**TASK ITEM**
What lines in the records below mention "more"? List them all.

**DATASET**

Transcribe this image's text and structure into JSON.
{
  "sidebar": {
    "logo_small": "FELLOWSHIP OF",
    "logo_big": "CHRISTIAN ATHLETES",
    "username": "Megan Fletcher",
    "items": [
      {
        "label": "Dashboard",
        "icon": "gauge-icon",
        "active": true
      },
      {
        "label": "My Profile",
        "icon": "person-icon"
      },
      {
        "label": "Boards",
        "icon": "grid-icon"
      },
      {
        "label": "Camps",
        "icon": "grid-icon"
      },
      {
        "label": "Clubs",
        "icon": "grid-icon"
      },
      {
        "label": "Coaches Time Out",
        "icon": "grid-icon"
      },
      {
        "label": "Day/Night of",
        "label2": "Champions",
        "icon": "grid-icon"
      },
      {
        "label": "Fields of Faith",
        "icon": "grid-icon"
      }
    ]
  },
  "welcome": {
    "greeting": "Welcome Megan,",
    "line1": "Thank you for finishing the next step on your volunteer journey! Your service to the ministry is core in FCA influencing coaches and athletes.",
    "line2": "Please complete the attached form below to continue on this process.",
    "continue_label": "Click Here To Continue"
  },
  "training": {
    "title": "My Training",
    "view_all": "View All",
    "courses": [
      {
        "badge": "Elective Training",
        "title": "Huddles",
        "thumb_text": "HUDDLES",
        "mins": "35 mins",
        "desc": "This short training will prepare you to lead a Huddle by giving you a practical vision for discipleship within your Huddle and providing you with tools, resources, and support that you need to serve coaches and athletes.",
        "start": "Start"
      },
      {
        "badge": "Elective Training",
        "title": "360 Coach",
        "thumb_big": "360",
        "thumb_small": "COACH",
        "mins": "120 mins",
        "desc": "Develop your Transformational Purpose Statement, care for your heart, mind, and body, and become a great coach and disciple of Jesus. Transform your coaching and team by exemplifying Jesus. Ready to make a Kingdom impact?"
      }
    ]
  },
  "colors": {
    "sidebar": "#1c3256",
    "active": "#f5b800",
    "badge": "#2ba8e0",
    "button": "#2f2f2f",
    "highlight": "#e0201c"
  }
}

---

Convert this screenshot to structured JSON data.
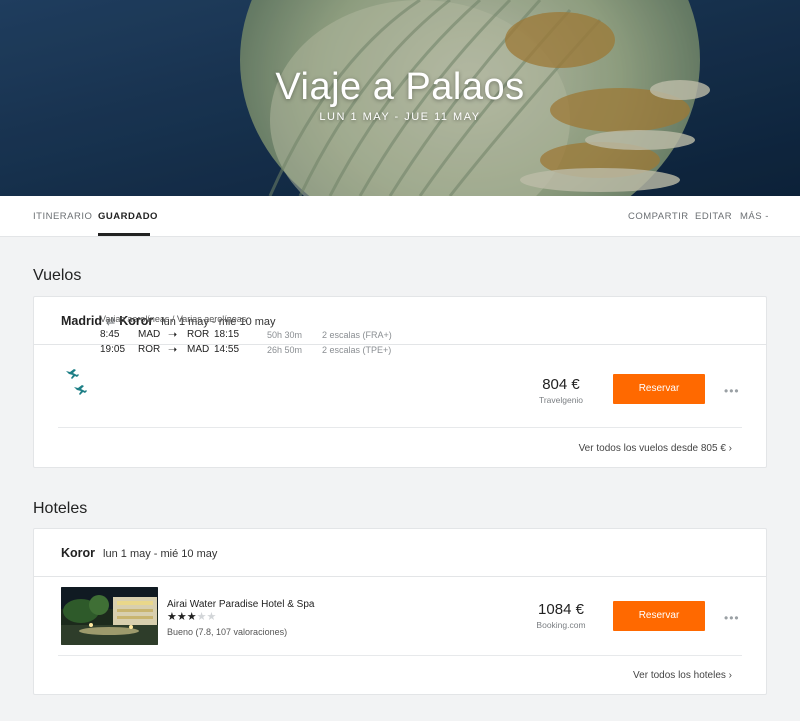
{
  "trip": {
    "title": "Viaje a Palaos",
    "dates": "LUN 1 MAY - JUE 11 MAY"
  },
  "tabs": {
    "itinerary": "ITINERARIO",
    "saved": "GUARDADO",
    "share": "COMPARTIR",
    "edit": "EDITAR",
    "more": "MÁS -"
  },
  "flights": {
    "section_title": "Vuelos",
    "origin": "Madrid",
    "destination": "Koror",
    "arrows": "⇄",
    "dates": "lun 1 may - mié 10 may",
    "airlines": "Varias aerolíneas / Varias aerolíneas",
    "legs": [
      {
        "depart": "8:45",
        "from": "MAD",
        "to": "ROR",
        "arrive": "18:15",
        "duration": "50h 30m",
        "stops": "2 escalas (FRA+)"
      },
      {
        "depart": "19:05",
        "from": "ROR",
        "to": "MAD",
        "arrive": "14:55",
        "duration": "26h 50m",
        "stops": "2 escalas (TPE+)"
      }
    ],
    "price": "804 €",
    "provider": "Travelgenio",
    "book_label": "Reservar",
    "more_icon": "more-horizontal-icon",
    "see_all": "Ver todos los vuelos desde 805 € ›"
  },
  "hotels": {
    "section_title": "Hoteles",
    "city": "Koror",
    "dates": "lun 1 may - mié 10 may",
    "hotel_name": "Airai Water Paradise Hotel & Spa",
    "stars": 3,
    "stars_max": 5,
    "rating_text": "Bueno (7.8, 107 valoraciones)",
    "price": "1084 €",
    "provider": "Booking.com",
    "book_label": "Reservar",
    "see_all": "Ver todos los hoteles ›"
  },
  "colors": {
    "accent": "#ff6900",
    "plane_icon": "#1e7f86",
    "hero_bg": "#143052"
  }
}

**OUTPUT FOR THIS EXERCISE**
    "more": "MÁS -"
    "more_icon": "more-horizontal-icon",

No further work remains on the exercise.